Not surprisingly, a common ground is reached when the local artist captures the magnificence of these animals (minus their stench!) and creates wonderful horse art - or equestrian art – for the more genteel among you!
I joined the local artists in creating horse art, as a form of protest. I am ashamed to admit that it was actually a formal complaint against the Lord.
During a particularly bleak period of time, I felt ignored at the art shows. Every gallery here shows some form of equestrian art, that seems to garner a lot of admiration. Almost unconsciously, I began to protest one day, by telling Him that it appeared as if the only art that seemed to be selling was horse art!
Despite my resolve that I would only create art at His leading, I found my hands shaping a horse in relief. When I was finished, I felt a smug sense of satisfaction at finally creating a work that would be surely be popular!
It didn’t last long, because opening the Bible that day, I read, “A horse is a vain hope for deliverance; despite all its great strength it cannot save” Ps 33:17
Ouch! Here I was once again, acting outside of the parameters that I had set for myself, seeking popularity and monetary reward, separate from the my earlier stated objectives!
How grateful I am for the Lord’s gentle disciplinary hand. When I had repented of my rebellion that only He could know of, I felt the liberty of forgiveness and the freedom to create all the horse art I so desired!
Now I create with the knowledge of who really must be in charge - and a sense of wonder. I create with an awe of the God who understands me so completely. He knows my lofty aspirations and my awfully shallow motives. He knows how selfish and cheap I really am, despite my striving to be otherwise. He is a God who loves me anyway. He is one who truly seems to believe that I can be who I aspire to be, and is kind enough to help me along.
To my delight, I discovered that in the Bible, the horse seems to be frequently used as a symbol of man placing his trust in deliverance in any form, other than in God.
I was not alone – others, besides me, seemed to choose the tangible instead of the unseen! That is why the kings of Israel were cautioned against accumulating horses.
“The king, moreover, must not acquire great numbers of horses for himself or make the people return to Egypt to get more of them, for the Lord has told you, "You are not to go back that way again."” Deut 17:16
I learned a valuable lesson (one that I pray I wont have to relearn many times!) in my first rebellious making of horse art.
I was to trust God alone and refuse to assess success or failure by how others do so.
“His pleasure is not in the strength of the horse, nor his delight in the legs of a man; the Lord delights in those who fear him, who put their hope in his unfailing love.”Ps 147: 10,11 NIV
Today when I create horse art, I am captivated more by the One who created the horse in all its glorious grace and form, than the creature itself.

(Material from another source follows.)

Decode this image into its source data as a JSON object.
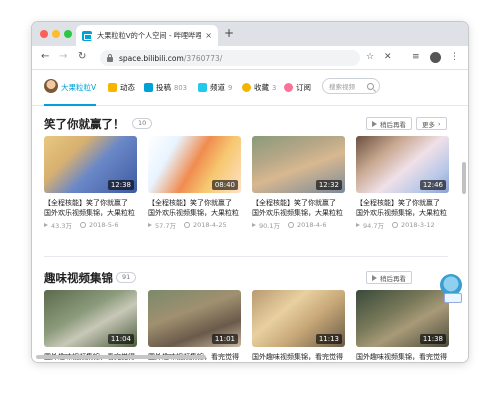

I pray that you too will take from my lesson in submission, more than just a chuckle of amusement.
May you appreciate, instead, the relevance of the Bible, speaking to the very core of humanity’s issue of striving for independence, apart from God.
He can be trusted as your Father and provider.